■ **TO DO**: Wherever the string "label" appears in a line of the listing below, report that line.

■ **RECORDED INFORMATION**:
▬▬▬▬▬▬▬▬▬▬

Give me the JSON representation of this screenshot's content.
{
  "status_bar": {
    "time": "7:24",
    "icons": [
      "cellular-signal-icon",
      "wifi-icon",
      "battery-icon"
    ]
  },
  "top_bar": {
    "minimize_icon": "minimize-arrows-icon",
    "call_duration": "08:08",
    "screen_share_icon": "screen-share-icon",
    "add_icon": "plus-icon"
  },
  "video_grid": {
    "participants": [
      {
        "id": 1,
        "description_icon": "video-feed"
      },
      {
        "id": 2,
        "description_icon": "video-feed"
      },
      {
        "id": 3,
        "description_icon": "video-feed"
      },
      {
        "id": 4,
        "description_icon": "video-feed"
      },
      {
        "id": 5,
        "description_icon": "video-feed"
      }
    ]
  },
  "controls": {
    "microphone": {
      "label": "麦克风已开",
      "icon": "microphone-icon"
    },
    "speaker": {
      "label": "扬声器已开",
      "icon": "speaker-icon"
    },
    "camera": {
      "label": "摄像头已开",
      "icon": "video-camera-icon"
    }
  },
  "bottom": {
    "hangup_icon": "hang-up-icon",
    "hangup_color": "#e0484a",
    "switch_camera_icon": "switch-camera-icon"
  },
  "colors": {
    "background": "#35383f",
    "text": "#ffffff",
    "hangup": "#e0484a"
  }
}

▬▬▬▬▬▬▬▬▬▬

■ **RESPONSE BOX**:
      "label": "麦克风已开",
      "label": "扬声器已开",
      "label": "摄像头已开",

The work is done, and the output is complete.